*** DATASET ENTRIES ***

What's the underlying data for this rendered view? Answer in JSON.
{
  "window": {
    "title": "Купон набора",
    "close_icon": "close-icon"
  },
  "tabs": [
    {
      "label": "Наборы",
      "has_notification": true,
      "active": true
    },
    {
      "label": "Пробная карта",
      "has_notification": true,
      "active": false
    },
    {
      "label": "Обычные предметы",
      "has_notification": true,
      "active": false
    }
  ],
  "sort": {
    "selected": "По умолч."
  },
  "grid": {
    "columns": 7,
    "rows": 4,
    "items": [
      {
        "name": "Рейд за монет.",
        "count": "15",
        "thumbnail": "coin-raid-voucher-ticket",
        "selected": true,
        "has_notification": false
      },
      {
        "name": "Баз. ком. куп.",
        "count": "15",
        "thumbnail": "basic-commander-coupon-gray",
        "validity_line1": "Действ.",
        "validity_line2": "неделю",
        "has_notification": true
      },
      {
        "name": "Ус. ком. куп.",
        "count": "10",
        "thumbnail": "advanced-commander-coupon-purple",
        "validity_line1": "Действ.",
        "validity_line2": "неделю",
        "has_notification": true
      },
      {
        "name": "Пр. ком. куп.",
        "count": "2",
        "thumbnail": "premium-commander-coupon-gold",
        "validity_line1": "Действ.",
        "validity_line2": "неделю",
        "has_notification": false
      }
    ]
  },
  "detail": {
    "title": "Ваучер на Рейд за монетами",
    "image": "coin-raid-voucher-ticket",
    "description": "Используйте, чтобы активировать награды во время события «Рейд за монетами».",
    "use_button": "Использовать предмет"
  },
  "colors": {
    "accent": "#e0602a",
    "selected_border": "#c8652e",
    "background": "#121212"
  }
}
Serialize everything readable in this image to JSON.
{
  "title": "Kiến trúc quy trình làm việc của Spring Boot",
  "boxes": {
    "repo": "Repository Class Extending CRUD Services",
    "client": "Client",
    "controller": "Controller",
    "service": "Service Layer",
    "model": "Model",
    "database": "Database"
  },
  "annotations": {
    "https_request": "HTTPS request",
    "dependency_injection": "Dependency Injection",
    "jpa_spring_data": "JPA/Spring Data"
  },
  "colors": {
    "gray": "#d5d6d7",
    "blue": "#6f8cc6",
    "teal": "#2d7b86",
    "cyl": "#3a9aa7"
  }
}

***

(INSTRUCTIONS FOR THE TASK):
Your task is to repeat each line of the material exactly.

(FINISHED TASK):
What's the underlying data for this rendered view? Answer in JSON.
{
  "window": {
    "title": "Купон набора",
    "close_icon": "close-icon"
  },
  "tabs": [
    {
      "label": "Наборы",
      "has_notification": true,
      "active": true
    },
    {
      "label": "Пробная карта",
      "has_notification": true,
      "active": false
    },
    {
      "label": "Обычные предметы",
      "has_notification": true,
      "active": false
    }
  ],
  "sort": {
    "selected": "По умолч."
  },
  "grid": {
    "columns": 7,
    "rows": 4,
    "items": [
      {
        "name": "Рейд за монет.",
        "count": "15",
        "thumbnail": "coin-raid-voucher-ticket",
        "selected": true,
        "has_notification": false
      },
      {
        "name": "Баз. ком. куп.",
        "count": "15",
        "thumbnail": "basic-commander-coupon-gray",
        "validity_line1": "Действ.",
        "validity_line2": "неделю",
        "has_notification": true
      },
      {
        "name": "Ус. ком. куп.",
        "count": "10",
        "thumbnail": "advanced-commander-coupon-purple",
        "validity_line1": "Действ.",
        "validity_line2": "неделю",
        "has_notification": true
      },
      {
        "name": "Пр. ком. куп.",
        "count": "2",
        "thumbnail": "premium-commander-coupon-gold",
        "validity_line1": "Действ.",
        "validity_line2": "неделю",
        "has_notification": false
      }
    ]
  },
  "detail": {
    "title": "Ваучер на Рейд за монетами",
    "image": "coin-raid-voucher-ticket",
    "description": "Используйте, чтобы активировать награды во время события «Рейд за монетами».",
    "use_button": "Использовать предмет"
  },
  "colors": {
    "accent": "#e0602a",
    "selected_border": "#c8652e",
    "background": "#121212"
  }
}
Serialize everything readable in this image to JSON.
{
  "title": "Kiến trúc quy trình làm việc của Spring Boot",
  "boxes": {
    "repo": "Repository Class Extending CRUD Services",
    "client": "Client",
    "controller": "Controller",
    "service": "Service Layer",
    "model": "Model",
    "database": "Database"
  },
  "annotations": {
    "https_request": "HTTPS request",
    "dependency_injection": "Dependency Injection",
    "jpa_spring_data": "JPA/Spring Data"
  },
  "colors": {
    "gray": "#d5d6d7",
    "blue": "#6f8cc6",
    "teal": "#2d7b86",
    "cyl": "#3a9aa7"
  }
}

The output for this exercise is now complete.